Exercise prompt =>
Restate each of the lines given below, word for word.

Data supplied =>
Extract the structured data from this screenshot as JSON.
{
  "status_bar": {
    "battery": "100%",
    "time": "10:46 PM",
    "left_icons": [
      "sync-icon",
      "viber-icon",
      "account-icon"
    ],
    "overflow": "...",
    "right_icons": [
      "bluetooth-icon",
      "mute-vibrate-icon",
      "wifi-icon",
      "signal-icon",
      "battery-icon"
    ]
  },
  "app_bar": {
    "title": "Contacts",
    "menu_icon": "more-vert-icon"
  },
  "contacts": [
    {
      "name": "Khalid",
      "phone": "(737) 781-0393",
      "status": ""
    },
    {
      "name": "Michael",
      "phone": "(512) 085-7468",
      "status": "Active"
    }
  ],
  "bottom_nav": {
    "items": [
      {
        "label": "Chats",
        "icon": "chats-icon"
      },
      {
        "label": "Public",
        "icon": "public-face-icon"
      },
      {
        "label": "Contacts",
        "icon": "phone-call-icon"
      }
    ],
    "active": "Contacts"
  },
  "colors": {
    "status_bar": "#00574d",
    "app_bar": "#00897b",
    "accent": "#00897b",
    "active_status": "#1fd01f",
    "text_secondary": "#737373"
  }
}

Response to the task =>
Extract the structured data from this screenshot as JSON.
{
  "status_bar": {
    "battery": "100%",
    "time": "10:46 PM",
    "left_icons": [
      "sync-icon",
      "viber-icon",
      "account-icon"
    ],
    "overflow": "...",
    "right_icons": [
      "bluetooth-icon",
      "mute-vibrate-icon",
      "wifi-icon",
      "signal-icon",
      "battery-icon"
    ]
  },
  "app_bar": {
    "title": "Contacts",
    "menu_icon": "more-vert-icon"
  },
  "contacts": [
    {
      "name": "Khalid",
      "phone": "(737) 781-0393",
      "status": ""
    },
    {
      "name": "Michael",
      "phone": "(512) 085-7468",
      "status": "Active"
    }
  ],
  "bottom_nav": {
    "items": [
      {
        "label": "Chats",
        "icon": "chats-icon"
      },
      {
        "label": "Public",
        "icon": "public-face-icon"
      },
      {
        "label": "Contacts",
        "icon": "phone-call-icon"
      }
    ],
    "active": "Contacts"
  },
  "colors": {
    "status_bar": "#00574d",
    "app_bar": "#00897b",
    "accent": "#00897b",
    "active_status": "#1fd01f",
    "text_secondary": "#737373"
  }
}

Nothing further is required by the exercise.